----- AVAILABLE RECORDS

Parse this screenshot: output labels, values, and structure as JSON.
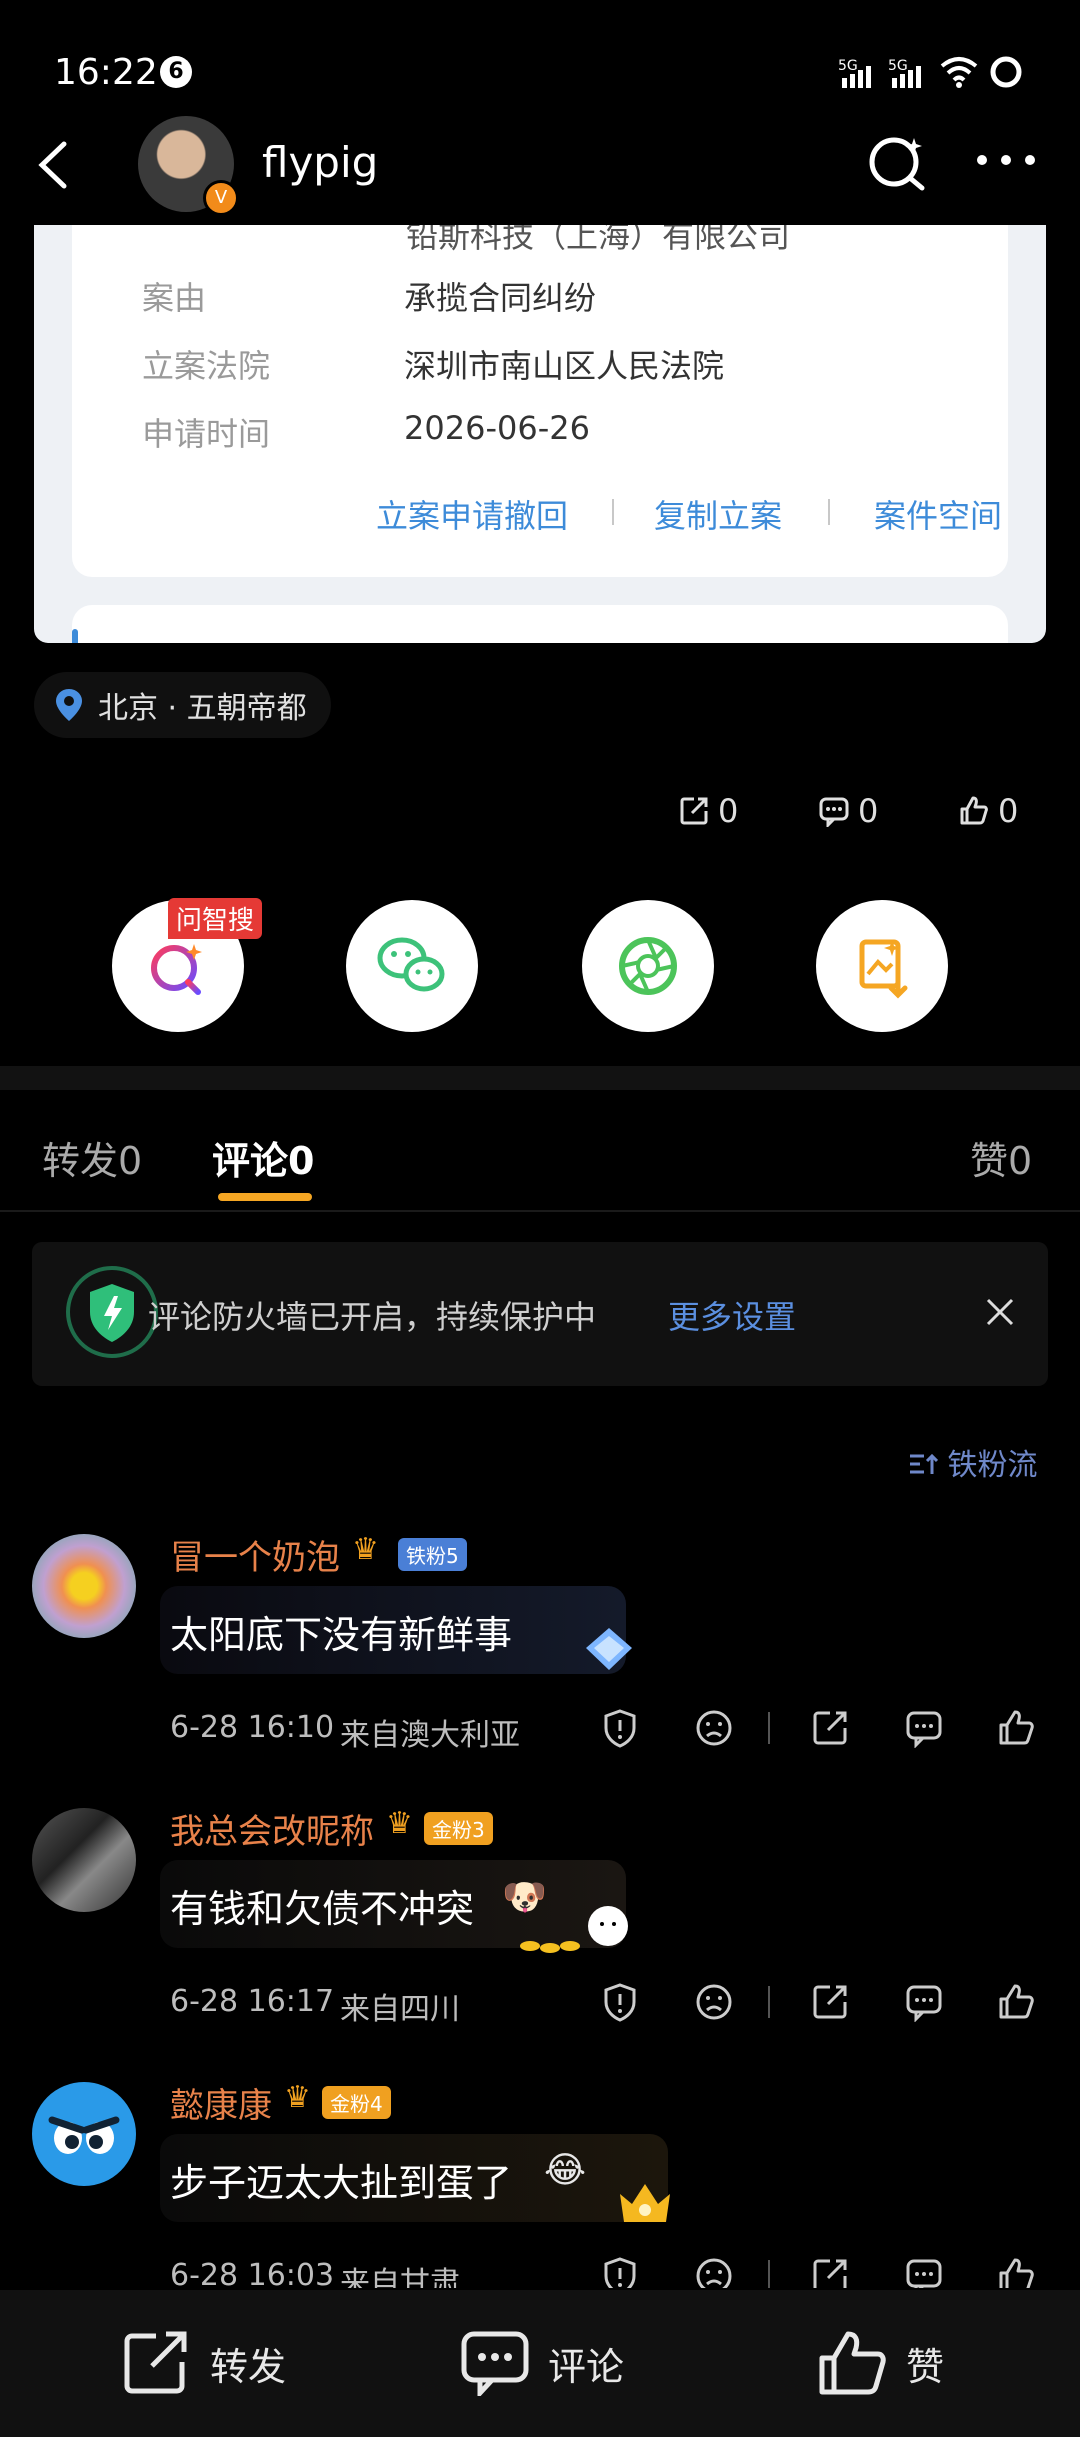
{
  "status_bar": {
    "time": "16:22",
    "notif_badge": "6"
  },
  "header": {
    "username": "flypig"
  },
  "case_card": {
    "clipped_text": "铅斯科技（上海）有限公司",
    "rows": [
      {
        "label": "案由",
        "value": "承揽合同纠纷"
      },
      {
        "label": "立案法院",
        "value": "深圳市南山区人民法院"
      },
      {
        "label": "申请时间",
        "value": "2026-06-26"
      }
    ],
    "actions": [
      "立案申请撤回",
      "复制立案",
      "案件空间"
    ]
  },
  "location": "北京 · 五朝帝都",
  "counts": {
    "repost": "0",
    "comment": "0",
    "like": "0"
  },
  "share": {
    "tag": "问智搜"
  },
  "tabs": {
    "repost": "转发",
    "repost_count": "0",
    "comment": "评论",
    "comment_count": "0",
    "like": "赞",
    "like_count": "0"
  },
  "notice": {
    "text": "评论防火墙已开启，持续保护中",
    "link": "更多设置"
  },
  "sort_label": "铁粉流",
  "comments": [
    {
      "name": "冒一个奶泡",
      "badge": "铁粉5",
      "text": "太阳底下没有新鲜事",
      "time": "6-28 16:10",
      "from": "来自澳大利亚",
      "badge_color": "#4a7fd6"
    },
    {
      "name": "我总会改昵称",
      "badge": "金粉3",
      "text": "有钱和欠债不冲突",
      "time": "6-28 16:17",
      "from": "来自四川",
      "badge_color": "#f0a020"
    },
    {
      "name": "懿康康",
      "badge": "金粉4",
      "text": "步子迈太大扯到蛋了",
      "time": "6-28 16:03",
      "from": "来自甘肃",
      "badge_color": "#f0a020"
    }
  ],
  "bottom_bar": {
    "repost": "转发",
    "comment": "评论",
    "like": "赞"
  }
}
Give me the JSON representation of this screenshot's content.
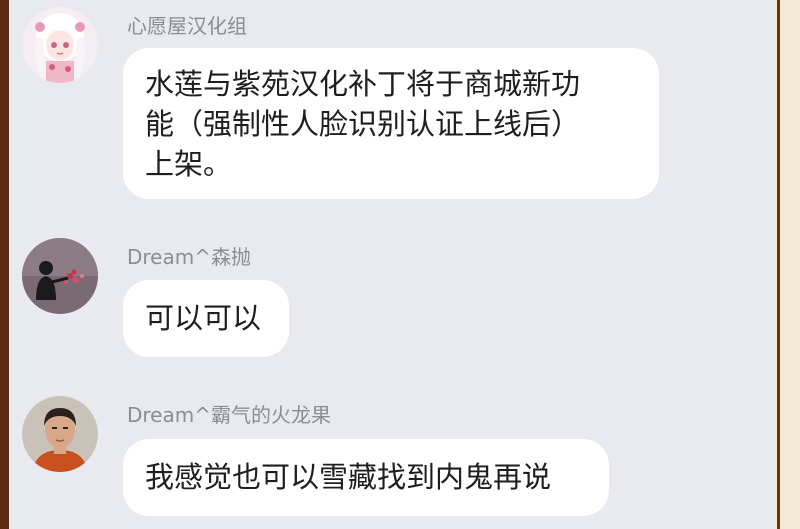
{
  "messages": [
    {
      "sender": "心愿屋汉化组",
      "avatar_icon": "anime-girl-avatar-icon",
      "lines": [
        "水莲与紫苑汉化补丁将于商城新功",
        "能（强制性人脸识别认证上线后）",
        "上架。"
      ]
    },
    {
      "sender": "Dream^森抛",
      "avatar_icon": "silhouette-flowers-avatar-icon",
      "lines": [
        "可以可以"
      ]
    },
    {
      "sender": "Dream^霸气的火龙果",
      "avatar_icon": "man-portrait-avatar-icon",
      "lines": [
        "我感觉也可以雪藏找到内鬼再说"
      ]
    }
  ],
  "colors": {
    "background": "#e9eaef",
    "bubble": "#ffffff",
    "sender_text": "#8a8d94",
    "message_text": "#1e1e1e",
    "frame_left": "#5b2a14",
    "frame_right": "#f3ead6"
  }
}
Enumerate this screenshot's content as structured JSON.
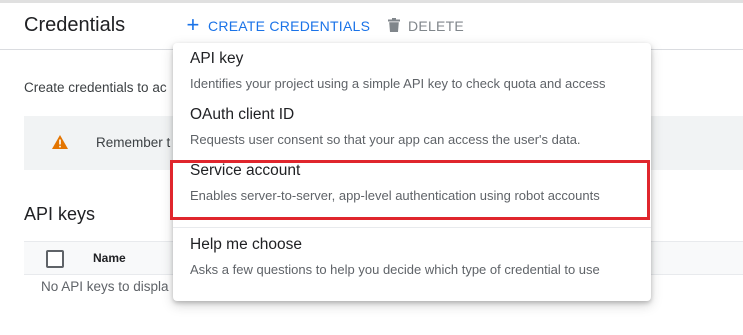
{
  "header": {
    "title": "Credentials",
    "create_label": "CREATE CREDENTIALS",
    "delete_label": "DELETE"
  },
  "intro_text": "Create credentials to ac",
  "banner": {
    "text": "Remember t"
  },
  "api_keys": {
    "title": "API keys",
    "column_name": "Name",
    "empty_text": "No API keys to displa"
  },
  "dropdown": {
    "items": [
      {
        "title": "API key",
        "description": "Identifies your project using a simple API key to check quota and access"
      },
      {
        "title": "OAuth client ID",
        "description": "Requests user consent so that your app can access the user's data."
      },
      {
        "title": "Service account",
        "description": "Enables server-to-server, app-level authentication using robot accounts"
      },
      {
        "title": "Help me choose",
        "description": "Asks a few questions to help you decide which type of credential to use"
      }
    ]
  },
  "colors": {
    "accent": "#1a73e8",
    "warning": "#e37400",
    "highlight_border": "#e0262d"
  },
  "icons": {
    "create": "plus-icon",
    "delete": "trash-icon",
    "banner": "warning-icon"
  }
}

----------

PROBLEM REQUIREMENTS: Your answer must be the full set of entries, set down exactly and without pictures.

RESPONSE AREA:
Parse this screenshot: output labels, values, and structure as JSON.
{
  "status_bar": {
    "time": "16:22",
    "notif_badge": "6"
  },
  "header": {
    "username": "flypig"
  },
  "case_card": {
    "clipped_text": "铅斯科技（上海）有限公司",
    "rows": [
      {
        "label": "案由",
        "value": "承揽合同纠纷"
      },
      {
        "label": "立案法院",
        "value": "深圳市南山区人民法院"
      },
      {
        "label": "申请时间",
        "value": "2026-06-26"
      }
    ],
    "actions": [
      "立案申请撤回",
      "复制立案",
      "案件空间"
    ]
  },
  "location": "北京 · 五朝帝都",
  "counts": {
    "repost": "0",
    "comment": "0",
    "like": "0"
  },
  "share": {
    "tag": "问智搜"
  },
  "tabs": {
    "repost": "转发",
    "repost_count": "0",
    "comment": "评论",
    "comment_count": "0",
    "like": "赞",
    "like_count": "0"
  },
  "notice": {
    "text": "评论防火墙已开启，持续保护中",
    "link": "更多设置"
  },
  "sort_label": "铁粉流",
  "comments": [
    {
      "name": "冒一个奶泡",
      "badge": "铁粉5",
      "text": "太阳底下没有新鲜事",
      "time": "6-28 16:10",
      "from": "来自澳大利亚",
      "badge_color": "#4a7fd6"
    },
    {
      "name": "我总会改昵称",
      "badge": "金粉3",
      "text": "有钱和欠债不冲突",
      "time": "6-28 16:17",
      "from": "来自四川",
      "badge_color": "#f0a020"
    },
    {
      "name": "懿康康",
      "badge": "金粉4",
      "text": "步子迈太大扯到蛋了",
      "time": "6-28 16:03",
      "from": "来自甘肃",
      "badge_color": "#f0a020"
    }
  ],
  "bottom_bar": {
    "repost": "转发",
    "comment": "评论",
    "like": "赞"
  }
}
Give me the JSON representation of this screenshot's content.
{
  "messages": [
    {
      "sender": "心愿屋汉化组",
      "avatar_icon": "anime-girl-avatar-icon",
      "lines": [
        "水莲与紫苑汉化补丁将于商城新功",
        "能（强制性人脸识别认证上线后）",
        "上架。"
      ]
    },
    {
      "sender": "Dream^森抛",
      "avatar_icon": "silhouette-flowers-avatar-icon",
      "lines": [
        "可以可以"
      ]
    },
    {
      "sender": "Dream^霸气的火龙果",
      "avatar_icon": "man-portrait-avatar-icon",
      "lines": [
        "我感觉也可以雪藏找到内鬼再说"
      ]
    }
  ],
  "colors": {
    "background": "#e9eaef",
    "bubble": "#ffffff",
    "sender_text": "#8a8d94",
    "message_text": "#1e1e1e",
    "frame_left": "#5b2a14",
    "frame_right": "#f3ead6"
  }
}
Enumerate this screenshot's content as structured JSON.
{
  "header": {
    "title": "Credentials",
    "create_label": "CREATE CREDENTIALS",
    "delete_label": "DELETE"
  },
  "intro_text": "Create credentials to ac",
  "banner": {
    "text": "Remember t"
  },
  "api_keys": {
    "title": "API keys",
    "column_name": "Name",
    "empty_text": "No API keys to displa"
  },
  "dropdown": {
    "items": [
      {
        "title": "API key",
        "description": "Identifies your project using a simple API key to check quota and access"
      },
      {
        "title": "OAuth client ID",
        "description": "Requests user consent so that your app can access the user's data."
      },
      {
        "title": "Service account",
        "description": "Enables server-to-server, app-level authentication using robot accounts"
      },
      {
        "title": "Help me choose",
        "description": "Asks a few questions to help you decide which type of credential to use"
      }
    ]
  },
  "colors": {
    "accent": "#1a73e8",
    "warning": "#e37400",
    "highlight_border": "#e0262d"
  },
  "icons": {
    "create": "plus-icon",
    "delete": "trash-icon",
    "banner": "warning-icon"
  }
}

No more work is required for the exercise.